So I've been thinking about this lately. I see quite a few posts (here and elsewhere) from people that are frustrated with a lack of progress, or beating themselves up for what they consider a poor run.

I've been training towards the York 10k, three weeks away now, and had a major setback when I fell ill and just couldn't get the training miles in. It's happened before, a couple of times. Even my last week of C25K was delayed thanks to a cold. There's one thing that always hits me when this happens, but it kind of sparked thoughts on progress in general that I thought might be worth sharing...

It only takes a few days to lose a weeks worth of fitness: I was out of action for about a week, it took over three weeks to get back to the point I was at before I fell poorly. Be aware of it and build back up gradually.

Progress isn't linear: Sometimes it feels like you're going backwards, quite often you'll plateau with seemingly no progress for plenty of effort. Don't despair, look further ahead, it'll come.

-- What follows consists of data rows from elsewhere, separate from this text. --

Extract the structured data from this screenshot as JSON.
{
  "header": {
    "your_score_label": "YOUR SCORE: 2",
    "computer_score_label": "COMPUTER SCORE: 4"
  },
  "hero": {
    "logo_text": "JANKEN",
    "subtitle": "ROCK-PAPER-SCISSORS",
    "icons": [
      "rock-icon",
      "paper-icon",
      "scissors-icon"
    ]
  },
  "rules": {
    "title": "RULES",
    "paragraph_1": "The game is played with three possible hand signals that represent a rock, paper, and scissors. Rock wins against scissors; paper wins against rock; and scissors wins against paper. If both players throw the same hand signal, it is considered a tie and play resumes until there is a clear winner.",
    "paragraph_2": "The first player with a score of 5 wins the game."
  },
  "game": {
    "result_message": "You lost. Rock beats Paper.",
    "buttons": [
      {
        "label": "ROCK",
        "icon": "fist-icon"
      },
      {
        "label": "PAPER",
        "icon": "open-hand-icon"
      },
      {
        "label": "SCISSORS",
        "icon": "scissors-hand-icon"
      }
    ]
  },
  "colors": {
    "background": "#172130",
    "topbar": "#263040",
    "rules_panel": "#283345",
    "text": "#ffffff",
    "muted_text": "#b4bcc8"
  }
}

Every run's a good run: Even if it felt awful, you were running, that's enough.

Log your miles: And times, if you run with a watch or app. Don't get hung up on the numbers, but it's easier to see progress when your average mile time keeps creeping down.


Featured Content

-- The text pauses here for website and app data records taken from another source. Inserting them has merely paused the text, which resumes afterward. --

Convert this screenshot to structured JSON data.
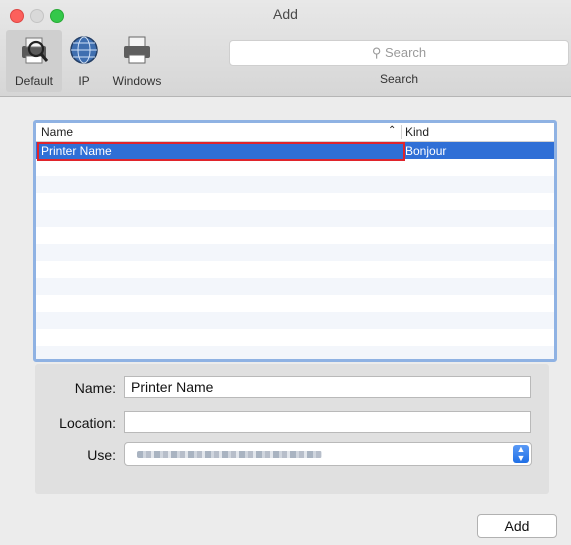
{
  "window": {
    "title": "Add"
  },
  "toolbar": {
    "items": [
      {
        "label": "Default",
        "icon": "default-printer-icon",
        "selected": true
      },
      {
        "label": "IP",
        "icon": "globe-icon",
        "selected": false
      },
      {
        "label": "Windows",
        "icon": "printer-icon",
        "selected": false
      }
    ],
    "search_placeholder": "Search",
    "search_label": "Search"
  },
  "list": {
    "columns": {
      "name": "Name",
      "kind": "Kind"
    },
    "rows": [
      {
        "name": "Printer Name",
        "kind": "Bonjour",
        "selected": true
      }
    ]
  },
  "form": {
    "name_label": "Name:",
    "name_value": "Printer Name",
    "location_label": "Location:",
    "location_value": "",
    "use_label": "Use:"
  },
  "buttons": {
    "add": "Add"
  },
  "colors": {
    "selection": "#2f6fd6",
    "highlight_border": "#e0242b",
    "list_border": "#8fb2e3"
  }
}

Join the NHS Couch to 5K community

Couch to 5K has been designed to get you off the couch and running 5km in just 9 weeks

Start today!

Featured by HealthUnlocked

4 Replies

oldest โ€ข newest
  • Thanks Andy good post. I am just feeling a bit unwell from Saturday and am wondering when to plan to train again.

  • Totally agree with the post Andy. I had 10 days off due to flu and just ran a very slow 4.5k this morning, walked 8 mins at the start and 5 at the end. Felt exhausted after it but I knew it wouldn't be a good run but it will be better next time and it is all about logging miles now.....

  • Excellent points Andy - especially about the plateau-ing (is that even a word or have I made it up?!) That's happened to me a couple of times - a few brilliant runs when everything comes together, and then for no obvious reason, I can't seem to manage even a short one. I'm just getting over a tough patch now, but I'm not too worried as I know it'll all come good again.

  • Absolutely. I had 4 WEEKS off with an injured ankle and have been getting back into running very slowly. I want to be able to do this and although I got to 5K in week 9 I have taken what seems like ages to get back to that stage mainly due to a loss of confidence and being extra careful to avoid further injury. My first post injury run was less than 90 seconds but hey, it was a run, and a starting point....

You may also like...